Copy every line of the data in which the word "Recording" occurs.
┄┄┄┄┄┄
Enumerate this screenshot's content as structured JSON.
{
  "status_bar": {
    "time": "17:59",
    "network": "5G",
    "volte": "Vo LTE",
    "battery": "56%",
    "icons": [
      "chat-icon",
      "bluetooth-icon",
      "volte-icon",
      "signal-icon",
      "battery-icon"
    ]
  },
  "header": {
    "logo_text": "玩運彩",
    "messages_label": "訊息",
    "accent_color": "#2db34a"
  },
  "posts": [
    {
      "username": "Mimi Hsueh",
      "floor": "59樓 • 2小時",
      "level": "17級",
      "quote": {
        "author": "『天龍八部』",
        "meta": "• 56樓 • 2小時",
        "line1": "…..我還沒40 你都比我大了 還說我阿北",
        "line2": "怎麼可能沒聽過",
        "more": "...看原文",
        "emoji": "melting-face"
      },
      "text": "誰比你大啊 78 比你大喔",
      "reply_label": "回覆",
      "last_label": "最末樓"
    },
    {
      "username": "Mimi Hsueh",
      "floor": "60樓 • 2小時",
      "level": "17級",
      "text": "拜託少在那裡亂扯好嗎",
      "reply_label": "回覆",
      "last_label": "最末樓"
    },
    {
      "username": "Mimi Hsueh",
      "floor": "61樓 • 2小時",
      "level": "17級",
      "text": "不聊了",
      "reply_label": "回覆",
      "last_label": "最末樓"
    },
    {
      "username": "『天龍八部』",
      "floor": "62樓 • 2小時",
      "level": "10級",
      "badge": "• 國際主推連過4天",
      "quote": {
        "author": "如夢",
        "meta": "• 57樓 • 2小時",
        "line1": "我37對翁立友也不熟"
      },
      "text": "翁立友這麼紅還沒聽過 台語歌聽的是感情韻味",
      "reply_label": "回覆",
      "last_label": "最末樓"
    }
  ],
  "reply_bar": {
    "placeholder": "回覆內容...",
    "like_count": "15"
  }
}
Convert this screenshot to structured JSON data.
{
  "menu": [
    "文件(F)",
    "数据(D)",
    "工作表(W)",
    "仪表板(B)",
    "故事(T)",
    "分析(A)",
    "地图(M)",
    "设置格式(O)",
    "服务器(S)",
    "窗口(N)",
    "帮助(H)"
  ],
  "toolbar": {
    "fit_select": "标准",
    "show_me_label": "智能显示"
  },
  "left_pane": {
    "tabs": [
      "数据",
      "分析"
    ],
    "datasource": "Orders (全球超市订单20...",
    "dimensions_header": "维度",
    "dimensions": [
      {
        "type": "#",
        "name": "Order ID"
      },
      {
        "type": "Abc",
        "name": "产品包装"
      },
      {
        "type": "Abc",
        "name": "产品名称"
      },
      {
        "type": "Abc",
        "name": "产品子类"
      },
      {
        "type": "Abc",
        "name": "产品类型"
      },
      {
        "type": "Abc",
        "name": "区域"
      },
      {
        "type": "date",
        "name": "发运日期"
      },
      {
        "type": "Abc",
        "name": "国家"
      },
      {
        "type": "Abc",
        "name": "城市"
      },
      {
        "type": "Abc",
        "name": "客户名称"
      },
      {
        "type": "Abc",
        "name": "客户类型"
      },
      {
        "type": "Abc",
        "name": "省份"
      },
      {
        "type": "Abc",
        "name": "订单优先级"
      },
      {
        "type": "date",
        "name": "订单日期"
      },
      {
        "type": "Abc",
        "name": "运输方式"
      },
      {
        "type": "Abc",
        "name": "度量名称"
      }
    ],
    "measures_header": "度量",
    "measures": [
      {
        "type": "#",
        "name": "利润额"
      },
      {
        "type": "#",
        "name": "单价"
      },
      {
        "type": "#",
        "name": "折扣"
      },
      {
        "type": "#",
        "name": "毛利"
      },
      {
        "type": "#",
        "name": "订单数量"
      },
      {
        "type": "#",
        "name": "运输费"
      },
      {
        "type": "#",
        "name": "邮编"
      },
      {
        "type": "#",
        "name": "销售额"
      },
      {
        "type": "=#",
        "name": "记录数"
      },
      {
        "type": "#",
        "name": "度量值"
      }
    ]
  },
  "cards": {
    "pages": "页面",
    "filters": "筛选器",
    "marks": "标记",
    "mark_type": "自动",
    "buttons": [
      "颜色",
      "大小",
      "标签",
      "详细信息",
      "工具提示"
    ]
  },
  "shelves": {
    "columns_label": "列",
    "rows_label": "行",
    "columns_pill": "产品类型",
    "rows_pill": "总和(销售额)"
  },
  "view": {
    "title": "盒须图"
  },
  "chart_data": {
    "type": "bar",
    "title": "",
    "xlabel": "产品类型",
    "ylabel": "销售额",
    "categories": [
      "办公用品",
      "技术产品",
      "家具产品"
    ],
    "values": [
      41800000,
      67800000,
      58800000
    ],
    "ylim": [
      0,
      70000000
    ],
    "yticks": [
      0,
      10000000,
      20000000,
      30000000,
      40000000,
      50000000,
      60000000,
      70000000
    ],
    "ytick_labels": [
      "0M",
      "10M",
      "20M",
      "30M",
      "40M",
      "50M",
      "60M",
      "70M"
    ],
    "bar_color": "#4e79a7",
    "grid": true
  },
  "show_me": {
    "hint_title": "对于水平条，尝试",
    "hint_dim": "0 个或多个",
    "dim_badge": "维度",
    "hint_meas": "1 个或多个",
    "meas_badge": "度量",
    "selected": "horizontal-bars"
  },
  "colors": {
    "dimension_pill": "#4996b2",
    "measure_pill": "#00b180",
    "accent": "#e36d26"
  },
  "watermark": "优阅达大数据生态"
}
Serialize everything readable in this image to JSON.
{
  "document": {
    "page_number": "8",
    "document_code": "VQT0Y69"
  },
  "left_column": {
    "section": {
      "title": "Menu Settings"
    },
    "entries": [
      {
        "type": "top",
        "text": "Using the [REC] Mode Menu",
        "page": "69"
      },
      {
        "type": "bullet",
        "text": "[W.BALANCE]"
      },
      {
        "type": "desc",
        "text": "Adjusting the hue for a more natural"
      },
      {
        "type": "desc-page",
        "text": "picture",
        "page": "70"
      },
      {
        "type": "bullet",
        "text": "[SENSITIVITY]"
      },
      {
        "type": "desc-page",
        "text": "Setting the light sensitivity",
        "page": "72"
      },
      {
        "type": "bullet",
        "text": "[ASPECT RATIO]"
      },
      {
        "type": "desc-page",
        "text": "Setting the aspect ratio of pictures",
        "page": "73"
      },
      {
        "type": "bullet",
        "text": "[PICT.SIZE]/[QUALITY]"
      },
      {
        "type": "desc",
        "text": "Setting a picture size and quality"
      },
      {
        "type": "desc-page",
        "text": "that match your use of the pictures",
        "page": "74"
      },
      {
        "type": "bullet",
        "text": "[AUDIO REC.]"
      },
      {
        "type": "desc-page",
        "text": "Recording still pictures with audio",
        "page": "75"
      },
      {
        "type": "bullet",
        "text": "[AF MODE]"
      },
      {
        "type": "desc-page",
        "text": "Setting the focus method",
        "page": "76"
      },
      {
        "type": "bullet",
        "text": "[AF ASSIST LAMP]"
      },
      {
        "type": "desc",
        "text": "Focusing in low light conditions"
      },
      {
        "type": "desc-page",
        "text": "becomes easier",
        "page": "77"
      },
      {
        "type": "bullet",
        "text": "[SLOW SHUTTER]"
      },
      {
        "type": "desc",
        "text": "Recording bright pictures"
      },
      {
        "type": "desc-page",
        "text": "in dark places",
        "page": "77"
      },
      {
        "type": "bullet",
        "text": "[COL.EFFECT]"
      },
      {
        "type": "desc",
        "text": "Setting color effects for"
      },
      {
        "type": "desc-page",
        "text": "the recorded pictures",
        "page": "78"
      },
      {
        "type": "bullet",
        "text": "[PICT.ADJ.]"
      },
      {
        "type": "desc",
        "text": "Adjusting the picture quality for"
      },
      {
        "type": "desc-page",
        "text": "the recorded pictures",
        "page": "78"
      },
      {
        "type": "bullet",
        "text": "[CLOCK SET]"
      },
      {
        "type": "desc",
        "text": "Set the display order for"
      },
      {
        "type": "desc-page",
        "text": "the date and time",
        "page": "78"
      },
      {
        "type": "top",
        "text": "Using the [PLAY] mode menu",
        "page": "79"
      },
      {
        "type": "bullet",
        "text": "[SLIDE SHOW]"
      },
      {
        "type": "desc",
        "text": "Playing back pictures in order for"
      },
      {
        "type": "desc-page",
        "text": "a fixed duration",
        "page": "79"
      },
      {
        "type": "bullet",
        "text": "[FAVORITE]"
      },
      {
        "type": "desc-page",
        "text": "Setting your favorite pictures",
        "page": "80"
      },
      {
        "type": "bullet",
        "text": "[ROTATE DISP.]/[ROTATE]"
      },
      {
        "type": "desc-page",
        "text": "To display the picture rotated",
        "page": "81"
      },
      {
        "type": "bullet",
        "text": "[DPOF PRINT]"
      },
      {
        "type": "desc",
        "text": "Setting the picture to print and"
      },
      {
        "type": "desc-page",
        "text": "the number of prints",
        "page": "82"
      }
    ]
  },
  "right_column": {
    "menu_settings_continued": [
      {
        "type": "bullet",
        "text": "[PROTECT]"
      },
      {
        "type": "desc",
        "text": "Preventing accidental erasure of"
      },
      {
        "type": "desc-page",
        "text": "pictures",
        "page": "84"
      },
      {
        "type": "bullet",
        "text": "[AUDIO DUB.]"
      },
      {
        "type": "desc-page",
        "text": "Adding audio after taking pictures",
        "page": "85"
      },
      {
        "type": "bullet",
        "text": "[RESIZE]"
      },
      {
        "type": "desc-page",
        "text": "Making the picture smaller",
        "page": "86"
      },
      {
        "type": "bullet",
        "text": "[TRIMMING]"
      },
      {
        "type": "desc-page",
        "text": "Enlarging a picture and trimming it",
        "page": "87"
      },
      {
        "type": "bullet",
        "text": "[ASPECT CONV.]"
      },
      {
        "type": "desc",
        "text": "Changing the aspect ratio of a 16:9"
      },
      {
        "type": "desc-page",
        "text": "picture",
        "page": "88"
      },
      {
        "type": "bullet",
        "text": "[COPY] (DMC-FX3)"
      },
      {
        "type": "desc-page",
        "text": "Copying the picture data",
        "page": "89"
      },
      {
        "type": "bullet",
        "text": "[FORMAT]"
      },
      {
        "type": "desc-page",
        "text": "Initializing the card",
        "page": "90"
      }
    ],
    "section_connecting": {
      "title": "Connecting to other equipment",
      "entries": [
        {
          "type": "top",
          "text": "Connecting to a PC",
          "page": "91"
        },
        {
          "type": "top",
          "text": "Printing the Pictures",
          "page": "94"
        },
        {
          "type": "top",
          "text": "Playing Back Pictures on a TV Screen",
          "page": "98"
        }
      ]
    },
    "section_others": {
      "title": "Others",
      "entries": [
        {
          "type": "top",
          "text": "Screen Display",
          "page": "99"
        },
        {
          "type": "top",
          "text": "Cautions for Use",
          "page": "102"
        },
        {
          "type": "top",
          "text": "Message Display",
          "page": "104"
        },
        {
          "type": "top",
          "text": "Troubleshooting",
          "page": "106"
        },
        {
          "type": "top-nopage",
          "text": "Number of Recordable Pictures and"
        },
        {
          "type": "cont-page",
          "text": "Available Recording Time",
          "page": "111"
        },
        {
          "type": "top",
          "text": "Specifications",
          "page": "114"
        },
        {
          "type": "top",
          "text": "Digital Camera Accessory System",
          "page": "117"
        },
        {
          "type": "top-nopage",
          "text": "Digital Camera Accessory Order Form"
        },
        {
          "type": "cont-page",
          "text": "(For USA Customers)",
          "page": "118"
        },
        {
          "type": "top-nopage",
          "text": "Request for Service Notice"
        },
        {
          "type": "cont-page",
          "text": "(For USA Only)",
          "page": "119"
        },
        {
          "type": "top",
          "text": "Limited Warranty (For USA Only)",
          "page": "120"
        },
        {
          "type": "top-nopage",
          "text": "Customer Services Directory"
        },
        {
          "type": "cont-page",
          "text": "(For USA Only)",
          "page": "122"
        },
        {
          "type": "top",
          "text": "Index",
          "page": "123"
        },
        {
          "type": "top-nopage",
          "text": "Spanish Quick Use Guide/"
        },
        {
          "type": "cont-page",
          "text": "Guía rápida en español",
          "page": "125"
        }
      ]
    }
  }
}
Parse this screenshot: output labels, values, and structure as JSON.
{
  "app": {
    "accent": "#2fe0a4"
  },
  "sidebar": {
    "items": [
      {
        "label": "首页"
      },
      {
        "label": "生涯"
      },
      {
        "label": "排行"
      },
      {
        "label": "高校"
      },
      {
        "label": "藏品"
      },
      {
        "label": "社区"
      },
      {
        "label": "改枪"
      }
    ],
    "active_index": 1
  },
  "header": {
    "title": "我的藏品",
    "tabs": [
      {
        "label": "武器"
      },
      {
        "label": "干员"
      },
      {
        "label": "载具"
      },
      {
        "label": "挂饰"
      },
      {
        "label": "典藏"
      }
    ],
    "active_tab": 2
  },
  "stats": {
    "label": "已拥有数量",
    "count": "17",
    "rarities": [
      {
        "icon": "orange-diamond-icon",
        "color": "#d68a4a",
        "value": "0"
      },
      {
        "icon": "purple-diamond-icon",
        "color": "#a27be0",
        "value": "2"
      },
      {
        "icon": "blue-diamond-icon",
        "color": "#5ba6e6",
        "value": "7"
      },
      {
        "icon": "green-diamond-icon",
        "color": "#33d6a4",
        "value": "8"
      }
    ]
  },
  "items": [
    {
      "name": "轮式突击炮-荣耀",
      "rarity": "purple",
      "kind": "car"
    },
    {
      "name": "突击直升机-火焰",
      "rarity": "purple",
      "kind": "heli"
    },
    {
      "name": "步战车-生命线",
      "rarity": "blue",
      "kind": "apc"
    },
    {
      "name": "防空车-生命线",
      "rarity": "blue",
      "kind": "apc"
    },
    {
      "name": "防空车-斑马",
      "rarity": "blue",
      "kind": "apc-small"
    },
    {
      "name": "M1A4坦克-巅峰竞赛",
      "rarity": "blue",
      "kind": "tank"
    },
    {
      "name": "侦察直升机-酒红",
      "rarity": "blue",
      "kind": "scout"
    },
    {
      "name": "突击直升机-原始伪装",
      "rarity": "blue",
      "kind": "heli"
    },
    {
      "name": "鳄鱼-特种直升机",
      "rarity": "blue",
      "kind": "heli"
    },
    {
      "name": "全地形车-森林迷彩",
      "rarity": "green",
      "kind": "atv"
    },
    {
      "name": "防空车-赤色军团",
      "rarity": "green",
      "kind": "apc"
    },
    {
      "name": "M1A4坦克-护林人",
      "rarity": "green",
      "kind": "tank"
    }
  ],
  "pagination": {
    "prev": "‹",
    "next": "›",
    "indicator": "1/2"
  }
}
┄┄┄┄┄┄
◆ Your response ◆
        "text": "Recording still pictures with audio",
        "text": "Recording bright pictures"
          "text": "Available Recording Time",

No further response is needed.